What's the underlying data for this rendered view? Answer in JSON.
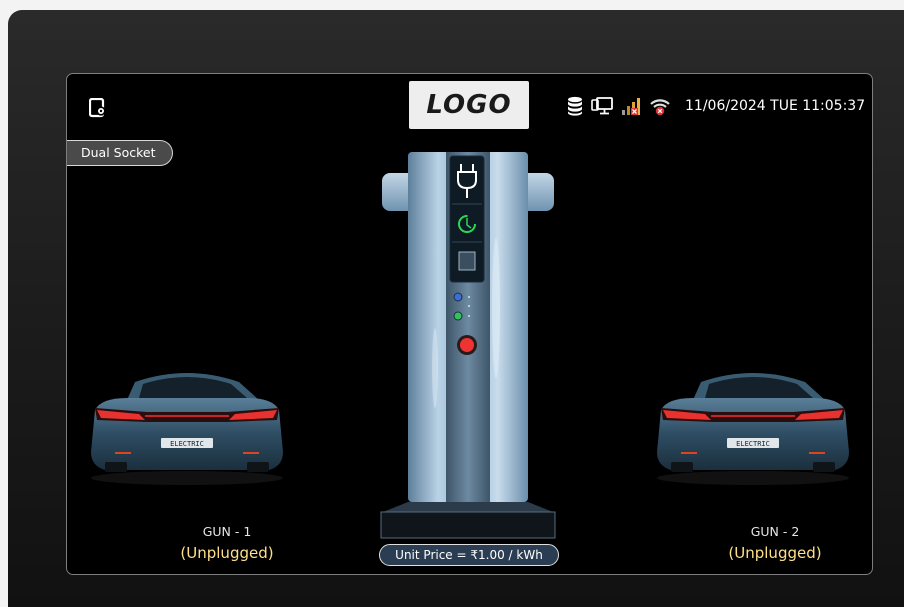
{
  "header": {
    "logo_text": "LOGO",
    "datetime": "11/06/2024 TUE 11:05:37",
    "mode": "Dual Socket"
  },
  "status_icons": [
    "database-icon",
    "network-monitor-icon",
    "signal-bars-icon",
    "wifi-error-icon"
  ],
  "guns": [
    {
      "label": "GUN - 1",
      "status": "(Unplugged)"
    },
    {
      "label": "GUN - 2",
      "status": "(Unplugged)"
    }
  ],
  "car_plate": "ELECTRIC",
  "charger": {
    "unit_price": "Unit Price = ₹1.00 / kWh"
  },
  "colors": {
    "screen_bg": "#000000",
    "status_yellow": "#ffe08a",
    "charger_blue": "#8fb2cf"
  }
}
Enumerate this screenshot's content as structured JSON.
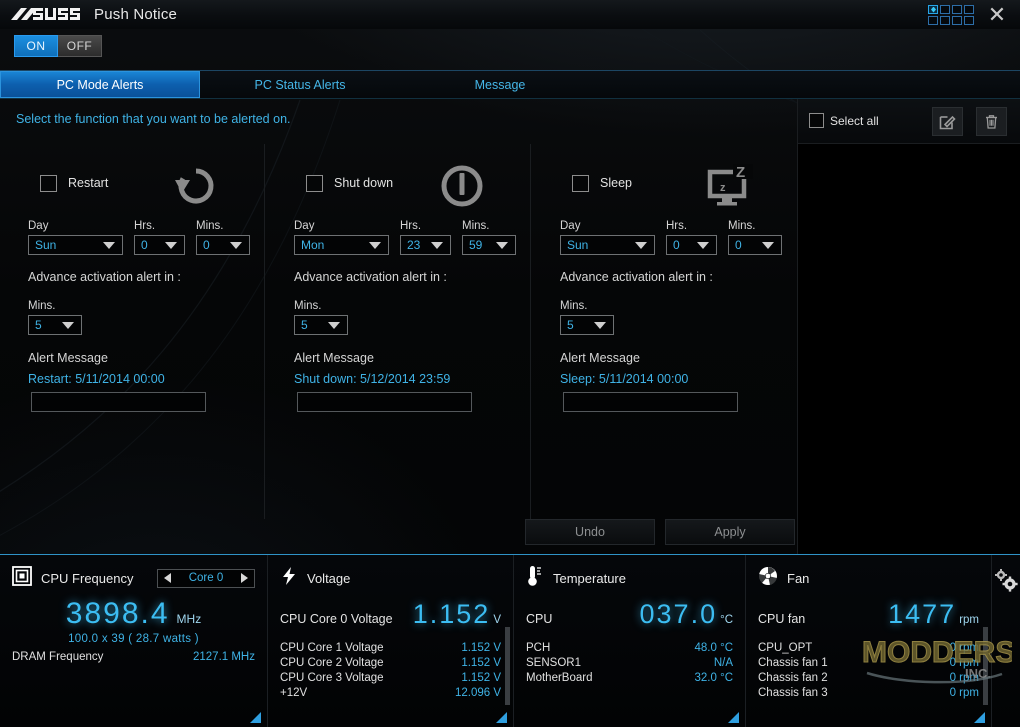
{
  "window": {
    "brand": "ASUS",
    "title": "Push Notice",
    "close_label": "✕"
  },
  "power_toggle": {
    "on_label": "ON",
    "off_label": "OFF",
    "state": "ON"
  },
  "tabs": [
    {
      "label": "PC Mode Alerts",
      "active": true
    },
    {
      "label": "PC Status Alerts",
      "active": false
    },
    {
      "label": "Message",
      "active": false
    }
  ],
  "content": {
    "hint": "Select the function that you want to be alerted on.",
    "field_labels": {
      "day": "Day",
      "hrs": "Hrs.",
      "mins": "Mins."
    },
    "advance_label": "Advance activation alert in :",
    "advance_mins_label": "Mins.",
    "alert_message_label": "Alert Message",
    "columns": [
      {
        "name": "Restart",
        "icon": "restart-icon",
        "checked": false,
        "day": "Sun",
        "hrs": "0",
        "mins": "0",
        "advance_mins": "5",
        "alert_text": "Restart: 5/11/2014 00:00",
        "custom_message": ""
      },
      {
        "name": "Shut down",
        "icon": "power-icon",
        "checked": false,
        "day": "Mon",
        "hrs": "23",
        "mins": "59",
        "advance_mins": "5",
        "alert_text": "Shut down: 5/12/2014 23:59",
        "custom_message": ""
      },
      {
        "name": "Sleep",
        "icon": "sleep-icon",
        "checked": false,
        "day": "Sun",
        "hrs": "0",
        "mins": "0",
        "advance_mins": "5",
        "alert_text": "Sleep: 5/11/2014 00:00",
        "custom_message": ""
      }
    ]
  },
  "actions": {
    "undo_label": "Undo",
    "apply_label": "Apply"
  },
  "right_panel": {
    "select_all_label": "Select all",
    "select_all_checked": false,
    "edit_icon": "edit-icon",
    "delete_icon": "trash-icon"
  },
  "monitor": {
    "cpu_frequency": {
      "title": "CPU Frequency",
      "icon": "cpu-icon",
      "core_selector": "Core 0",
      "value": "3898.4",
      "unit": "MHz",
      "detail": "100.0  x  39  ( 28.7    watts )",
      "rows": [
        {
          "key": "DRAM Frequency",
          "value": "2127.1  MHz"
        }
      ]
    },
    "voltage": {
      "title": "Voltage",
      "icon": "bolt-icon",
      "primary_label": "CPU Core 0 Voltage",
      "primary_value": "1.152",
      "primary_unit": "V",
      "rows": [
        {
          "key": "CPU Core 1 Voltage",
          "value": "1.152  V"
        },
        {
          "key": "CPU Core 2 Voltage",
          "value": "1.152  V"
        },
        {
          "key": "CPU Core 3 Voltage",
          "value": "1.152  V"
        },
        {
          "key": "+12V",
          "value": "12.096  V"
        }
      ]
    },
    "temperature": {
      "title": "Temperature",
      "icon": "thermometer-icon",
      "primary_label": "CPU",
      "primary_value": "037.0",
      "primary_unit": "°C",
      "rows": [
        {
          "key": "PCH",
          "value": "48.0 °C"
        },
        {
          "key": "SENSOR1",
          "value": "N/A"
        },
        {
          "key": "MotherBoard",
          "value": "32.0 °C"
        }
      ]
    },
    "fan": {
      "title": "Fan",
      "icon": "fan-icon",
      "primary_label": "CPU fan",
      "primary_value": "1477",
      "primary_unit": "rpm",
      "rows": [
        {
          "key": "CPU_OPT",
          "value": "0  rpm"
        },
        {
          "key": "Chassis fan 1",
          "value": "0  rpm"
        },
        {
          "key": "Chassis fan 2",
          "value": "0  rpm"
        },
        {
          "key": "Chassis fan 3",
          "value": "0  rpm"
        }
      ]
    },
    "settings_icon": "gears-icon"
  },
  "watermark": {
    "text": "MODDERS",
    "sub": "INC."
  },
  "colors": {
    "accent_blue": "#3fb3e6",
    "tab_active": "#1a84d4",
    "glow_blue": "#3cbdf2",
    "panel_border": "#2f93c7"
  }
}
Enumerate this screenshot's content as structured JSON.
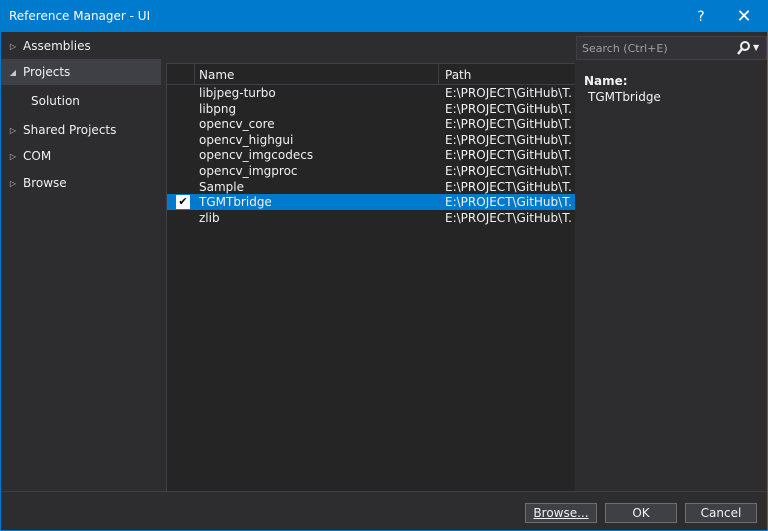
{
  "window": {
    "title": "Reference Manager - UI",
    "help_glyph": "?",
    "close_glyph": "✕"
  },
  "nav": {
    "items": [
      {
        "label": "Assemblies",
        "expanded": false,
        "selected": false
      },
      {
        "label": "Projects",
        "expanded": true,
        "selected": true
      },
      {
        "label": "Solution",
        "sub": true
      },
      {
        "label": "Shared Projects",
        "expanded": false
      },
      {
        "label": "COM",
        "expanded": false
      },
      {
        "label": "Browse",
        "expanded": false
      }
    ]
  },
  "search": {
    "placeholder": "Search (Ctrl+E)"
  },
  "list": {
    "columns": {
      "name": "Name",
      "path": "Path"
    },
    "rows": [
      {
        "name": "libjpeg-turbo",
        "path": "E:\\PROJECT\\GitHub\\T...",
        "checked": false
      },
      {
        "name": "libpng",
        "path": "E:\\PROJECT\\GitHub\\T...",
        "checked": false
      },
      {
        "name": "opencv_core",
        "path": "E:\\PROJECT\\GitHub\\T...",
        "checked": false
      },
      {
        "name": "opencv_highgui",
        "path": "E:\\PROJECT\\GitHub\\T...",
        "checked": false
      },
      {
        "name": "opencv_imgcodecs",
        "path": "E:\\PROJECT\\GitHub\\T...",
        "checked": false
      },
      {
        "name": "opencv_imgproc",
        "path": "E:\\PROJECT\\GitHub\\T...",
        "checked": false
      },
      {
        "name": "Sample",
        "path": "E:\\PROJECT\\GitHub\\T...",
        "checked": false
      },
      {
        "name": "TGMTbridge",
        "path": "E:\\PROJECT\\GitHub\\T...",
        "checked": true
      },
      {
        "name": "zlib",
        "path": "E:\\PROJECT\\GitHub\\T...",
        "checked": false
      }
    ]
  },
  "detail": {
    "name_label": "Name:",
    "name_value": "TGMTbridge"
  },
  "footer": {
    "browse_label": "Browse...",
    "ok_label": "OK",
    "cancel_label": "Cancel"
  },
  "colors": {
    "accent": "#007acc",
    "background": "#2d2d30",
    "panel": "#252526"
  }
}
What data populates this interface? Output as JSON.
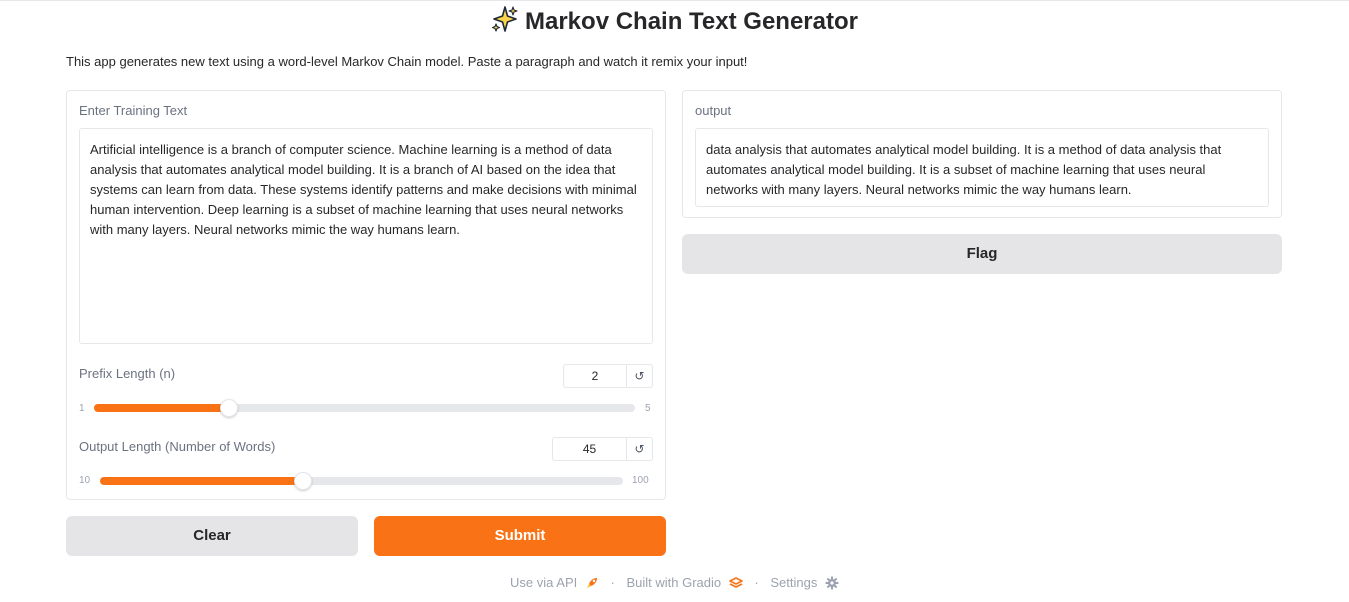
{
  "header": {
    "title": "Markov Chain Text Generator",
    "title_icon": "sparkles-icon",
    "description": "This app generates new text using a word-level Markov Chain model. Paste a paragraph and watch it remix your input!"
  },
  "input_panel": {
    "training_label": "Enter Training Text",
    "training_text": "Artificial intelligence is a branch of computer science. Machine learning is a method of data analysis that automates analytical model building. It is a branch of AI based on the idea that systems can learn from data. These systems identify patterns and make decisions with minimal human intervention. Deep learning is a subset of machine learning that uses neural networks with many layers. Neural networks mimic the way humans learn.",
    "prefix_slider": {
      "label": "Prefix Length (n)",
      "value": "2",
      "min": "1",
      "max": "5",
      "reset_icon": "reset-icon"
    },
    "output_slider": {
      "label": "Output Length (Number of Words)",
      "value": "45",
      "min": "10",
      "max": "100",
      "reset_icon": "reset-icon"
    }
  },
  "buttons": {
    "clear": "Clear",
    "submit": "Submit",
    "flag": "Flag"
  },
  "output_panel": {
    "label": "output",
    "text": "data analysis that automates analytical model building. It is a method of data analysis that automates analytical model building. It is a subset of machine learning that uses neural networks with many layers. Neural networks mimic the way humans learn."
  },
  "footer": {
    "api": "Use via API",
    "api_icon": "rocket-icon",
    "built": "Built with Gradio",
    "built_icon": "gradio-logo-icon",
    "settings": "Settings",
    "settings_icon": "gear-icon",
    "separator": "·"
  },
  "colors": {
    "accent": "#f97316",
    "secondary_button": "#e5e5e7",
    "border": "#e5e7eb"
  }
}
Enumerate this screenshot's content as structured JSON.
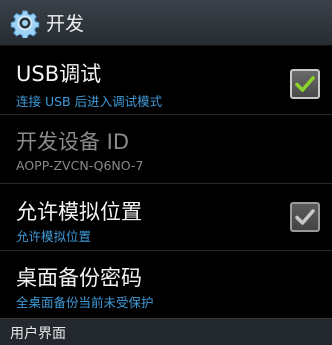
{
  "action_bar": {
    "icon": "settings-gear-icon",
    "title": "开发"
  },
  "preferences": [
    {
      "title": "USB调试",
      "summary": "连接 USB 后进入调试模式",
      "checkbox": true,
      "checked": true,
      "enabled": true
    },
    {
      "title": "开发设备 ID",
      "summary": "AOPP-ZVCN-Q6NO-7",
      "checkbox": false,
      "enabled": false
    },
    {
      "title": "允许模拟位置",
      "summary": "允许模拟位置",
      "checkbox": true,
      "checked": true,
      "enabled": false
    },
    {
      "title": "桌面备份密码",
      "summary": "全桌面备份当前未受保护",
      "checkbox": false,
      "enabled": true
    }
  ],
  "section_header": {
    "label": "用户界面"
  },
  "colors": {
    "summary_blue": "#3f9ad8",
    "check_green": "#8cd22c",
    "check_gray": "#c8c8c8"
  }
}
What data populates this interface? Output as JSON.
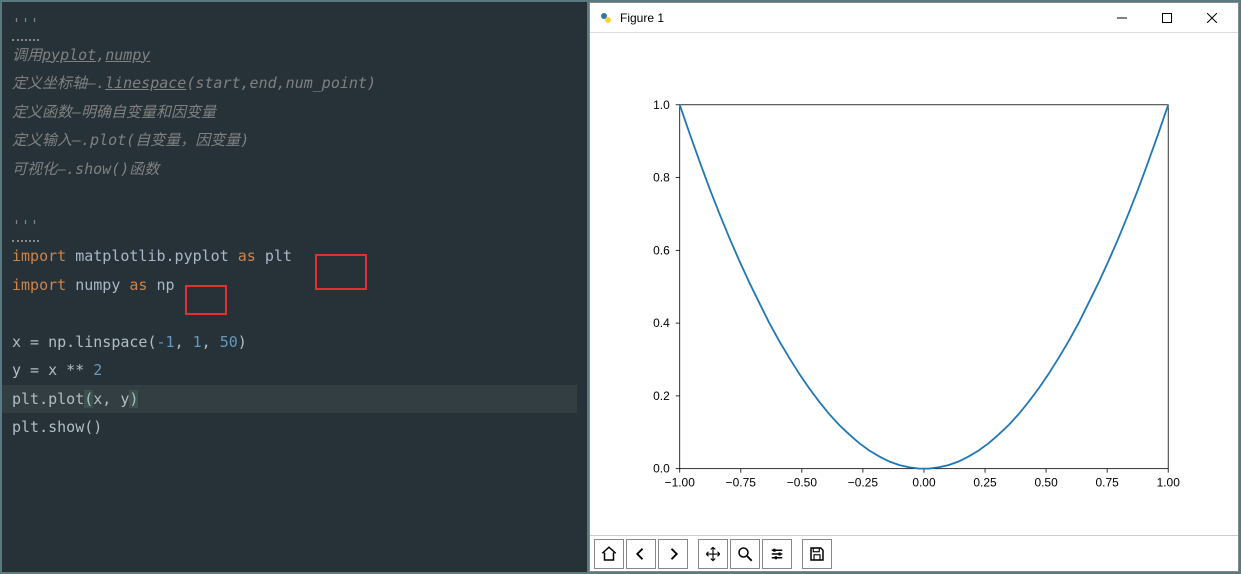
{
  "editor": {
    "lines": {
      "docstring_open": "'''",
      "c1": "调用pyplot,numpy",
      "c2_pre": "定义坐标轴—.",
      "c2_fn": "linespace",
      "c2_args": "(start,end,num_point)",
      "c3": "定义函数—明确自变量和因变量",
      "c4": "定义输入—.plot(自变量，因变量)",
      "c5": "可视化—.show()函数",
      "docstring_close": "'''",
      "import1_kw": "import",
      "import1_mod": " matplotlib.pyplot ",
      "import1_as": "as",
      "import1_alias": " plt",
      "import2_kw": "import",
      "import2_mod": " numpy ",
      "import2_as": "as",
      "import2_alias": " np",
      "l1_pre": "x = np.linspace(",
      "l1_n1": "-1",
      "l1_c1": ", ",
      "l1_n2": "1",
      "l1_c2": ", ",
      "l1_n3": "50",
      "l1_post": ")",
      "l2_pre": "y = x ** ",
      "l2_n": "2",
      "l3_pre": "plt.plot",
      "l3_open": "(",
      "l3_args": "x, y",
      "l3_close": ")",
      "l4": "plt.show()"
    }
  },
  "figure": {
    "title": "Figure 1",
    "toolbar": {
      "home": "home-icon",
      "back": "back-icon",
      "forward": "forward-icon",
      "pan": "pan-icon",
      "zoom": "zoom-icon",
      "config": "subplots-icon",
      "save": "save-icon"
    }
  },
  "chart_data": {
    "type": "line",
    "x": [
      -1.0,
      -0.959,
      -0.918,
      -0.878,
      -0.837,
      -0.796,
      -0.755,
      -0.714,
      -0.673,
      -0.633,
      -0.592,
      -0.551,
      -0.51,
      -0.469,
      -0.429,
      -0.388,
      -0.347,
      -0.306,
      -0.265,
      -0.224,
      -0.184,
      -0.143,
      -0.102,
      -0.061,
      -0.02,
      0.02,
      0.061,
      0.102,
      0.143,
      0.184,
      0.224,
      0.265,
      0.306,
      0.347,
      0.388,
      0.429,
      0.469,
      0.51,
      0.551,
      0.592,
      0.633,
      0.673,
      0.714,
      0.755,
      0.796,
      0.837,
      0.878,
      0.918,
      0.959,
      1.0
    ],
    "y": [
      1.0,
      0.92,
      0.843,
      0.77,
      0.7,
      0.633,
      0.57,
      0.51,
      0.454,
      0.4,
      0.35,
      0.304,
      0.26,
      0.22,
      0.184,
      0.15,
      0.12,
      0.094,
      0.07,
      0.05,
      0.034,
      0.02,
      0.01,
      0.004,
      0.0,
      0.0,
      0.004,
      0.01,
      0.02,
      0.034,
      0.05,
      0.07,
      0.094,
      0.12,
      0.15,
      0.184,
      0.22,
      0.26,
      0.304,
      0.35,
      0.4,
      0.454,
      0.51,
      0.57,
      0.633,
      0.7,
      0.77,
      0.843,
      0.92,
      1.0
    ],
    "xlim": [
      -1.0,
      1.0
    ],
    "ylim": [
      0.0,
      1.0
    ],
    "xticks": [
      -1.0,
      -0.75,
      -0.5,
      -0.25,
      0.0,
      0.25,
      0.5,
      0.75,
      1.0
    ],
    "yticks": [
      0.0,
      0.2,
      0.4,
      0.6,
      0.8,
      1.0
    ],
    "xtick_labels": [
      "−1.00",
      "−0.75",
      "−0.50",
      "−0.25",
      "0.00",
      "0.25",
      "0.50",
      "0.75",
      "1.00"
    ],
    "ytick_labels": [
      "0.0",
      "0.2",
      "0.4",
      "0.6",
      "0.8",
      "1.0"
    ],
    "title": "",
    "xlabel": "",
    "ylabel": ""
  }
}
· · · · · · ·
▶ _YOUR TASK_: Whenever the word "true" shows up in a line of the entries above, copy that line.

▶ _ANSWER AREA_:
      "active": true
        "expanded": true,
        "selected": true
        "sub": true
        "checked": true
      "checkbox": true,
      "checked": true,
      "enabled": true
      "checkbox": true,
      "checked": true,
      "enabled": true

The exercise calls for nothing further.